We partner with 31 Indigenous communities across Canada, taking a community-led approach to support communities as they achieve their own long-term sustainable change.
Frequently Asked Questions
What are my payment options?
Can I 'designate' my donation to a specific country?
Yes. The online donation form gives you the option to designate your donation to one of our five countries of operation in Bolivia, Canada, Ethiopia, Ghana or Uganda.
How can I stay up-to-date on the impact of my donation?
Donors receive our monthly eNewsletter with updates from the children, families and communities you help support. You can also come online whenever you like to read our blog or download donor publications.
Will I receive a tax receipt for my charity donation?
Yes, all charity donations to CFTC are tax receipted. When you donate online, you will receive an immediate charitable tax receipt in PDF format by email. When you donate by phone, you can choose to receive an electronic receipt or have one mailed to you, usually within two weeks.
For our supporters' convenience, and in order to keep administrative expenses low, one income tax receipt per year is issued to monthly donors. This is sent each February for the previous year.
Canadian Feed The Children's charitable registration number is 11883 0983 RR0001. See the Government of Canada's policy statement for charitable tax receipts for more information about charity tax receipts.
Is Canadian Feed The Children affiliated with a specific religion?
Canadian Feed The Children has no religious affiliation. While we may work with local partners who are affiliated with a specific religion, we are dedicated to helping children regardless of their race, religion or gender.
Does Canadian Feed The Children belong to a 'parent' organization?

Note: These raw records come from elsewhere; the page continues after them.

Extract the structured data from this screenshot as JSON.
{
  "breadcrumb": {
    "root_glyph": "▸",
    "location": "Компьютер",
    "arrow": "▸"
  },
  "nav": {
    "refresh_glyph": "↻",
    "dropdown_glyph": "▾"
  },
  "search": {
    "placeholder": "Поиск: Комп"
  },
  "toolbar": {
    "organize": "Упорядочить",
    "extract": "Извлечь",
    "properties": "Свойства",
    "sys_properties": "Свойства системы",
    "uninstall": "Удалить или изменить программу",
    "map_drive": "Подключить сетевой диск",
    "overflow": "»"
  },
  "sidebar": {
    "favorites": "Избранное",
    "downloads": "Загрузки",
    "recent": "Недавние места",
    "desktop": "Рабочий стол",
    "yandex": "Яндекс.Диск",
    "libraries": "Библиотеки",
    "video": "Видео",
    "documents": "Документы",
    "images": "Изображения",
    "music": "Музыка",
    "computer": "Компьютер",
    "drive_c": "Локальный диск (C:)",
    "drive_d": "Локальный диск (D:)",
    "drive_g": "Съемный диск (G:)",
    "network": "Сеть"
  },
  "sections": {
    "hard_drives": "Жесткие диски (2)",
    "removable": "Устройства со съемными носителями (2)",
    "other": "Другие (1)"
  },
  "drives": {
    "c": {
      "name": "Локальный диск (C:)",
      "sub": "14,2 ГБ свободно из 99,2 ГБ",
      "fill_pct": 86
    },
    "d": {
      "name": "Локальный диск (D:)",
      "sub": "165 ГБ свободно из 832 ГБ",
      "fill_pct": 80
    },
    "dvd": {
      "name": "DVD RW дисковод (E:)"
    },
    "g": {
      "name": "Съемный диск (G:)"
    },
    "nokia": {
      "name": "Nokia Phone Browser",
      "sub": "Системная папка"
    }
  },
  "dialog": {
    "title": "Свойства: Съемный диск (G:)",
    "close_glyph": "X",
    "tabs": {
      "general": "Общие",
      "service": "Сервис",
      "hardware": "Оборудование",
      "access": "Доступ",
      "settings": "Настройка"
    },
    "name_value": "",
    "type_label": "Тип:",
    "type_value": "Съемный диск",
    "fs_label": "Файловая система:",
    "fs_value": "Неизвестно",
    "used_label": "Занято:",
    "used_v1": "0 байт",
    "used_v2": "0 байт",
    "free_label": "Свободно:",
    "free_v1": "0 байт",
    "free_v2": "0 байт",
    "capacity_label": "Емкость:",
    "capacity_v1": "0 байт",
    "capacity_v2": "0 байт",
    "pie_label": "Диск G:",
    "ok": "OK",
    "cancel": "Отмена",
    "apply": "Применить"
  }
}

Canadian Feed The Children was founded in Canada in 1986 as an independent international development agency and we still remain that way today.